When Ubisoft became the first major games publisher to throw its hat into the NFT (Non-Fungible Token) ring last year, the gaming community’s reaction was mixed. Given the experimental nature of their exploration, the French publisher took the feedback to heart and has said that NFTs represent a “major change that will take time.” More recently, Square Enix president Yosuke Matsuda said that the Final Fantasy publisher is also exploring how to implement NFTs in its games. Matsuda believes that NFTs will be particularly useful in boosting user-generated content in games. EA CEO Andrew Wilson, too, has suggested that NFTs and play-to-earn gaming are the “future of our industry.” Meanwhile, on the retail side, GameStop is planning to create a virtual marketplace where players can buy, sell, and trade NFTs.
While NFTs, cryptocurrency, and blockchain have drawn heavy criticism due to scammers and the environmental impact of crypto mining, there is undeniable interest from gamers that publishers cannot ignore. Interpret recently queried 1,500 players from its 5,000+ member NFT/crypto gaming panel (a subgroup of Interpret’s 30,000+ member Good Gamer Group). The panel represents Xbox, PlayStation, Switch, mobile, and PC players who are interested, are not interested, have previously owned, or currently own an NFT or cryptocurrency. The key takeaway: over 56% are interested in the idea of being able to earn NFTs through playing video games.
Moreover, NFTs could play a major role in retention (of critical importance to live-service games), as over 45% indicated that being able to earn NFTs through gaming would increase their current engagement levels with games. Additionally, over 53% indicated that earning NFTs is the primary driver, compared to being able to sell/trade NFTs, and the idea of building an NFT collection.
“Building a collection is not the major motivator right now. Gamers are not yet viewing NFTs as they would Pokémon cards or collecting a complete set of similar items. Gamers just want to be able to participate in this new business and engagement model,” explained Jesse Divnich, Interpret’s Senior Vice President of Growth and Innovation. “Currently, becoming an NFT owner is a cumbersome process with numerous steps across multiple systems and programs. Gamers are likely looking to the industry to help create a more streamlined process towards NFT ownership and participation.”
Ultimately, Interpret expects gamer sentiment to continue to warm towards “play-to-earn” as the industry unpacks how best to position this new model. NFTs represent a shift in power to the players and provides a greater sense of true ownership from the items they earn both in and out-of-game.

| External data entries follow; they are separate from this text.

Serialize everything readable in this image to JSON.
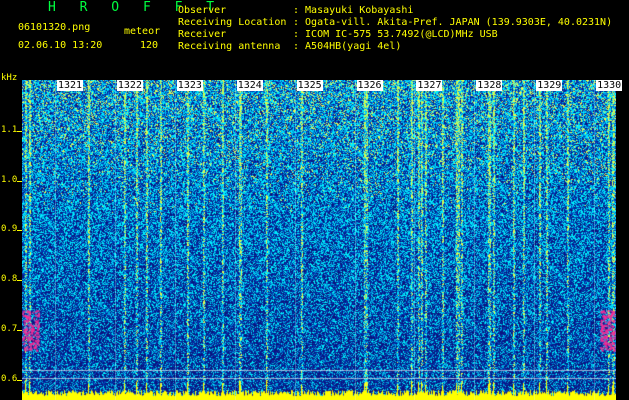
{
  "header": {
    "app_title": "H R O F F T",
    "file_name": "06101320.png",
    "datetime": "02.06.10 13:20",
    "meteor_label": "meteor",
    "meteor_count": "120",
    "fields": [
      {
        "label": "Observer",
        "value": ": Masayuki Kobayashi"
      },
      {
        "label": "Receiving Location",
        "value": ": Ogata-vill. Akita-Pref. JAPAN (139.9303E, 40.0231N)"
      },
      {
        "label": "Receiver",
        "value": ": ICOM IC-575 53.7492(@LCD)MHz USB"
      },
      {
        "label": "Receiving antenna",
        "value": ": A504HB(yagi 4el)"
      }
    ]
  },
  "spectrogram": {
    "y_unit": "kHz",
    "y_ticks": [
      "1.1",
      "1.0",
      "0.9",
      "0.8",
      "0.7",
      "0.6"
    ],
    "y_values": [
      1.1,
      1.0,
      0.9,
      0.8,
      0.7,
      0.6
    ],
    "x_ticks": [
      "1321",
      "1322",
      "1323",
      "1324",
      "1325",
      "1326",
      "1327",
      "1328",
      "1329",
      "1330"
    ],
    "x_minutes": [
      1321,
      1322,
      1323,
      1324,
      1325,
      1326,
      1327,
      1328,
      1329,
      1330
    ],
    "colors": {
      "bg": "#000000",
      "axis": "#ffff00",
      "deep": "#0a1a8c",
      "noise": "#00c8ff",
      "hot": "#ff2090",
      "bar": "#ffff00"
    }
  }
}
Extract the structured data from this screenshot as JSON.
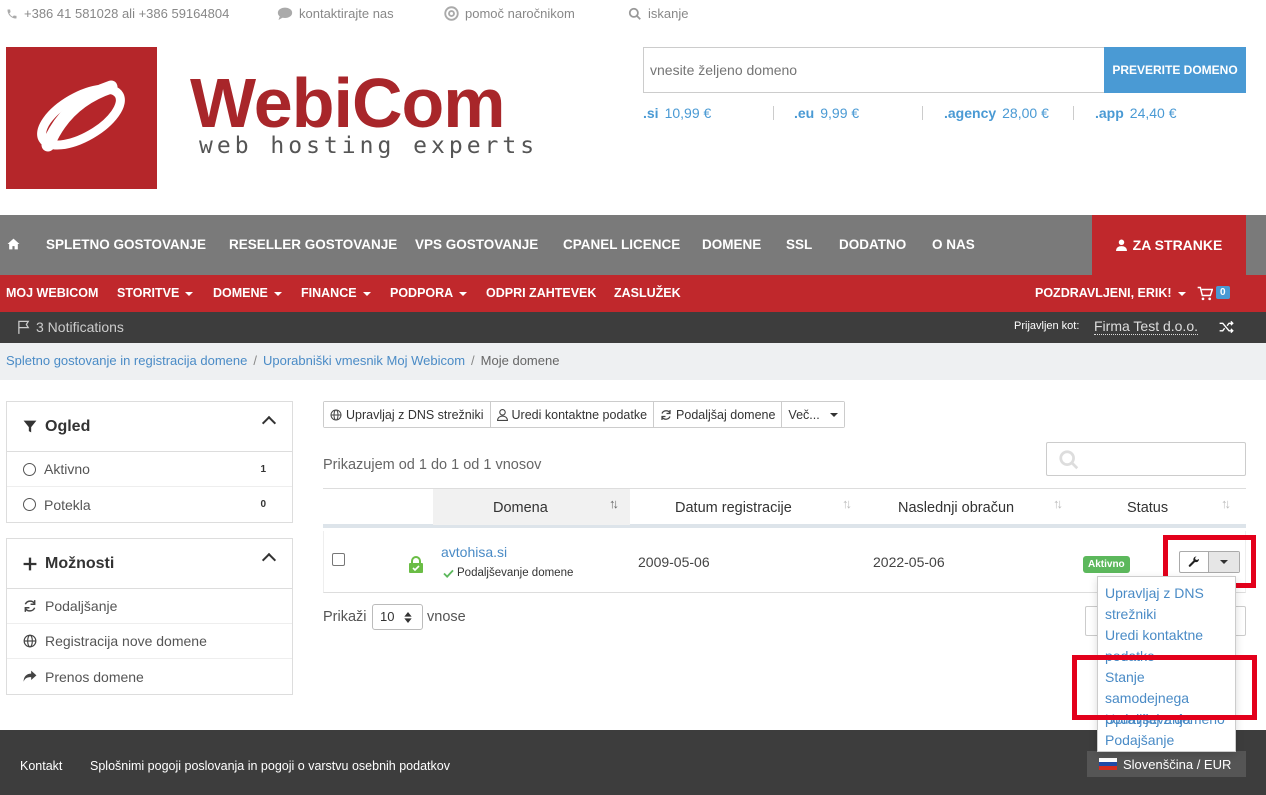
{
  "topbar": {
    "phone": "+386 41 581028 ali +386 59164804",
    "contact": "kontaktirajte nas",
    "support": "pomoč naročnikom",
    "search": "iskanje"
  },
  "logo": {
    "name": "WebiCom",
    "tagline": "web hosting experts"
  },
  "domain_search": {
    "placeholder": "vnesite željeno domeno",
    "button": "PREVERITE DOMENO",
    "tlds": [
      {
        "ext": ".si",
        "price": "10,99 €"
      },
      {
        "ext": ".eu",
        "price": "9,99 €"
      },
      {
        "ext": ".agency",
        "price": "28,00 €"
      },
      {
        "ext": ".app",
        "price": "24,40 €"
      }
    ]
  },
  "mainnav": {
    "items": [
      "SPLETNO GOSTOVANJE",
      "RESELLER GOSTOVANJE",
      "VPS GOSTOVANJE",
      "CPANEL LICENCE",
      "DOMENE",
      "SSL",
      "DODATNO",
      "O NAS"
    ],
    "client": "ZA STRANKE"
  },
  "subnav": {
    "items": [
      "MOJ WEBICOM",
      "STORITVE",
      "DOMENE",
      "FINANCE",
      "PODPORA",
      "ODPRI ZAHTEVEK",
      "ZASLUŽEK"
    ],
    "greeting": "POZDRAVLJENI, ERIK!",
    "cart_count": "0"
  },
  "infobar": {
    "notifications": "3 Notifications",
    "logged_in_label": "Prijavljen kot:",
    "company": "Firma Test d.o.o."
  },
  "breadcrumb": {
    "items": [
      "Spletno gostovanje in registracija domene",
      "Uporabniški vmesnik Moj Webicom"
    ],
    "current": "Moje domene"
  },
  "sidebar": {
    "view": {
      "title": "Ogled",
      "rows": [
        {
          "label": "Aktivno",
          "count": "1"
        },
        {
          "label": "Potekla",
          "count": "0"
        }
      ]
    },
    "options": {
      "title": "Možnosti",
      "rows": [
        "Podaljšanje",
        "Registracija nove domene",
        "Prenos domene"
      ]
    }
  },
  "toolbar": {
    "dns": "Upravljaj z DNS strežniki",
    "contact": "Uredi kontaktne podatke",
    "renew": "Podaljšaj domene",
    "more": "Več..."
  },
  "table": {
    "showing": "Prikazujem od 1 do 1 od 1 vnosov",
    "headers": [
      "Domena",
      "Datum registracije",
      "Naslednji obračun",
      "Status"
    ],
    "rows": [
      {
        "domain": "avtohisa.si",
        "note": "Podaljševanje domene",
        "registered": "2009-05-06",
        "next_billing": "2022-05-06",
        "status": "Aktivno"
      }
    ],
    "length_label": "Prikaži",
    "length_value": "10",
    "length_suffix": "vnose"
  },
  "dropdown": {
    "items": [
      "Upravljaj z DNS strežniki",
      "Uredi kontaktne podatke",
      "Stanje samodejnega podaljševanja",
      "Upravljaj z domeno",
      "Podajšanje"
    ]
  },
  "footer": {
    "contact": "Kontakt",
    "terms": "Splošnimi pogoji poslovanja in pogoji o varstvu osebnih podatkov",
    "language": "Slovenščina / EUR"
  },
  "colors": {
    "brand_red": "#c0282c",
    "accent_blue": "#4a9ad4",
    "nav_gray": "#7a7a7a",
    "highlight": "#e3001b",
    "active_green": "#5cb85c"
  }
}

Divnich added, “We have been through these evolutions before. Over the last decade, we have seen new approaches and business models that expand the industry’s approach to monetization. Whether free-to-play, downloadable content (DLC), the transition to full digital downloads, subscription gaming services, the concept of season/battle passes, etc. – these all went through the murky phase that play-to-earn is going through right now. Gamers liked these concepts from the get-go, but it took time for the industry and players to get on a similar wavelength. It’s a learning and discovery process on both sides.”